Tenzing engaged the section in a valuable discussion and verbally jousted with powerful constituencies, including the Chinese Students Association and the HBS Administration in arguing for his right to be recognized and acknowledged. Our walls which were bare for some time, now proudly highlight a beautiful world map that allows all of us to share our diversity with each other and the broader community.
Tenzing acknowledged and actively confronted the difficult challenges we will all face as leaders between adhering to our core values and following the generally accepted rules of the road. Peter Drucker once said that “Management is doing things right; leadership is doing the right things.” Tenzing decided to stand up for his homeland and press for a higher ideal of freedom of speech. Irrespective of which side one stands on in the larger debate, we as a section and school applaud his passion, conviction and courage.
-Ray Chambers, Harbus Rep (NH)
Social Enterprise Conference Leadership
Thanks to the leadership of three ambitious women, over 1,200 students, executives and social entrepreneurs gathered at this year’s Social Enterprise Conference to discuss innovative solutions to some of the world’s toughest problems.
C.J. Wise (MBA ’09), Esther Hsu (MBA/MPA ’10), and Shireen Santosham (MBA/MPA-ID ’09) co-chaired the historic 2009 HBS-HKS Social Enterprise Conference. Recognized by Forbes as one of “2009’s Big 12 Conferences” the sold-out event was the only entirely student-run initiative to make the list among juggernaut conferences including the World Economic Forum, TED, and the Clinton Global Initiative Annual Conference.
Working with an exceptional student team of 17 directors, 37 panel managers and over 70 conference volunteers, Wise, Hsu and Santosham produced a forum for creative individuals to lead, inspire and develop a community of socially-minded global citizens.
The HBS-HKS Social Enterprise Conference bridged the gap between the non-profit, public, and private sectors. The success of the conference highlights not only a renewed interest in the field of social entrepreneurship, but also taps into the broadly understood importance of finding new opportunities for widespread, long-lasting social impact.
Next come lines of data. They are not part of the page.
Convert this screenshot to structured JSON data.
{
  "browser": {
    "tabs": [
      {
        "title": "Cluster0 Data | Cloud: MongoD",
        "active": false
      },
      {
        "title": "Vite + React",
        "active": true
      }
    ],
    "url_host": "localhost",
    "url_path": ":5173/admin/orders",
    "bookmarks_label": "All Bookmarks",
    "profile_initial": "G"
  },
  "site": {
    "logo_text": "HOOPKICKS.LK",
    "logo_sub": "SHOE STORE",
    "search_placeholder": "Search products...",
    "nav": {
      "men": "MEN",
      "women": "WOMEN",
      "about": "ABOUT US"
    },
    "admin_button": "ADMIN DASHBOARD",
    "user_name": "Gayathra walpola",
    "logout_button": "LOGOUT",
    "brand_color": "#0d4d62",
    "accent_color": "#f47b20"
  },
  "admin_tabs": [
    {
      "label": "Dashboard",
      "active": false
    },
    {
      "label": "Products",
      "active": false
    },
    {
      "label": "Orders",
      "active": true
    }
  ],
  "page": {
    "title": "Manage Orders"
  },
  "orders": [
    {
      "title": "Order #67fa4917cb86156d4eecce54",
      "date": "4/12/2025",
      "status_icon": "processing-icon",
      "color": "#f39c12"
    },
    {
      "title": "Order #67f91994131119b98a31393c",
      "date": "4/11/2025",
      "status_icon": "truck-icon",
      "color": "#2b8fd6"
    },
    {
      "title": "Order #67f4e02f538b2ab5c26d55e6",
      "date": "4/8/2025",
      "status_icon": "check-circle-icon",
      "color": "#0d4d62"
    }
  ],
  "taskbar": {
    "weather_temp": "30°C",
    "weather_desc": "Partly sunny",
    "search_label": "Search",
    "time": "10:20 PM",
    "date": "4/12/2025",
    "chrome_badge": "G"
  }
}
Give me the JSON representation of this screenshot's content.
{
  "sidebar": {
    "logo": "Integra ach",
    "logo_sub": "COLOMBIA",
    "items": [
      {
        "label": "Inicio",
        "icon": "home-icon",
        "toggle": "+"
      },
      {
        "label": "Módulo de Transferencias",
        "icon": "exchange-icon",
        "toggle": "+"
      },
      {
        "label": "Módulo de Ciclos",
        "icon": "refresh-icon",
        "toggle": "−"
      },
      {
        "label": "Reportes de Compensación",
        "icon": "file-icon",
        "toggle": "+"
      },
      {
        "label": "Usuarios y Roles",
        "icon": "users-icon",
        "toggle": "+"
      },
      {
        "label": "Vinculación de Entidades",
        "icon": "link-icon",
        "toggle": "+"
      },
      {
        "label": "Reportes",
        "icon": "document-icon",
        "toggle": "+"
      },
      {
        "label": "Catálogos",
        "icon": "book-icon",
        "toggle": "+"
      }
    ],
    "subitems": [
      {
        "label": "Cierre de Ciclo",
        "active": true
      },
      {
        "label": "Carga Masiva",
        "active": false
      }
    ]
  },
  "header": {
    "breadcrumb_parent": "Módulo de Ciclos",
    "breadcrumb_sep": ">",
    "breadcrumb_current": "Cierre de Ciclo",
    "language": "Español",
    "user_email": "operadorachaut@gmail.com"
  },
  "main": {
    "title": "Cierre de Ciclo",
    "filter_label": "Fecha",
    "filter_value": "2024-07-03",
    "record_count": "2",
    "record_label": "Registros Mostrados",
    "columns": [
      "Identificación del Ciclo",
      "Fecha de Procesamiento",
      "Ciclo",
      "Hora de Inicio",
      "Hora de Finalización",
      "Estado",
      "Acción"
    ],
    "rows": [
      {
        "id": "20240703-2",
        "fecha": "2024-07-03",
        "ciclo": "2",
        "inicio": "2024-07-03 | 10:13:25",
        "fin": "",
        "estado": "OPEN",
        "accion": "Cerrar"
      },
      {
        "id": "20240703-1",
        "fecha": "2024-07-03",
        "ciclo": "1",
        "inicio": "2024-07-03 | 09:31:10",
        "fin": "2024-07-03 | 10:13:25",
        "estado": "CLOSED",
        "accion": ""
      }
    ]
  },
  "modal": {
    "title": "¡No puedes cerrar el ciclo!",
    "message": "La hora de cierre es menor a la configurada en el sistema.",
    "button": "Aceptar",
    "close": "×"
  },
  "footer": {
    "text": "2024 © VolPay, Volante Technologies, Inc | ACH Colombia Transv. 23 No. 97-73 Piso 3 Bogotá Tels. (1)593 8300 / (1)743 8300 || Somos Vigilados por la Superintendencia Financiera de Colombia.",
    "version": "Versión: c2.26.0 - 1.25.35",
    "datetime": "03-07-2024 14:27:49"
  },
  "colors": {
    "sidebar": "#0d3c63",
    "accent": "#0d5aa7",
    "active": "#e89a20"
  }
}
With a new administration in Washington coupled with a deepening economic crisis, social enterprise plays a more critical role than ever. This inspirational group of current and future leaders gives us hope that together we can work to solve some of the enormous challenges that lie on the road ahead.